“The Redbooks and other information created by the International Technical Support Organization (ITSO) organization within IBM are still very popular and widely read,” Fried said, “but within the global technology services organization, the ITSO process hasn’t been leveraged as well as it might have been. We are developing a new process for ITSO that will get information to service representatives faster and get them trained. It is a simple issue of taking what exists and scaling it. Imagine that you have a group of folks that use a process, and you suddenly quadruple the demand for the process. You need to do things to sale the process.”
He noted that IBM also offered internal forums called Communities of Practice. There are about 1000 IBM staff, including service providers, who routinely use the Storage Community of Practice to ask questions of peers and obtain guidance on comparable technical issues. This capability also needs to scale, according to Fried.
For now, the first steps involve building best practices, like so much business logic, directly into the software tools used by consultants to solve customer problems, Fried says. He notes that emphasis was being placed on tools and software to help automate the planning phase of the project. “IBM has focused a lot in the past on the assessment phase and the strategy and design phases of a project. We are working to automate the way that implementation plans are created and implemented.”
He claims that the tools are designed to support “real world” solutioneering (aka heterogeneous solutions that may include products not supplied by IBM). “Of course, we want to sell IBM stuff, but that’s not the real world.
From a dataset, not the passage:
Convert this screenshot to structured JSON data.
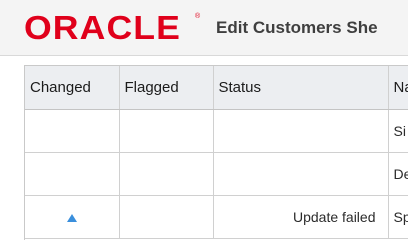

The first line on the first chart of my approach is to support heterogeneous infrastructure. Our tools do not simply select an IBM product for every problem.”
Will IBM make the tools available to customers as they had Redbooks and other materials in the past? He seemed to hedge in his response: “Our project accelerators are, to some extent, our intellectual property and our competitive advantage. What I do have right now is a vision of changing how we work with business partners and channels. We are thinking about setting up a Business Partner Advisory Council to promote not only infrastructure design but also information management. I envision this as a collaborative experience in which we can share some of our product offerings and methods and the partners can share theirs with us.”
One key to whether this service productization effort will ultimately bear fruit for IBM will be its flexibility in the face of different client needs, driven largely by the milieu in which the client operates. All banks are not alike. Moreover, the realities confronting a bank office in Kuala Lumpur are likely to be quite different from those that confront a sister office in Stuttgart or Boston, from access to WANs to available pools of qualified personnel. It has been demonstrated over and over again that “cookie cutter” approaches to problem solving do not work.
Fried conceded this point, “We are endeavoring to build an issue-based consulting and services business. This is different than product-based consulting, which is what you find in the industry generally. We want to take services to a new level and productize specific offerings around specific issues so that the service outcomes are more predictable.”
We will be watching as the services roll out. Your comments are welcome: email@example.com.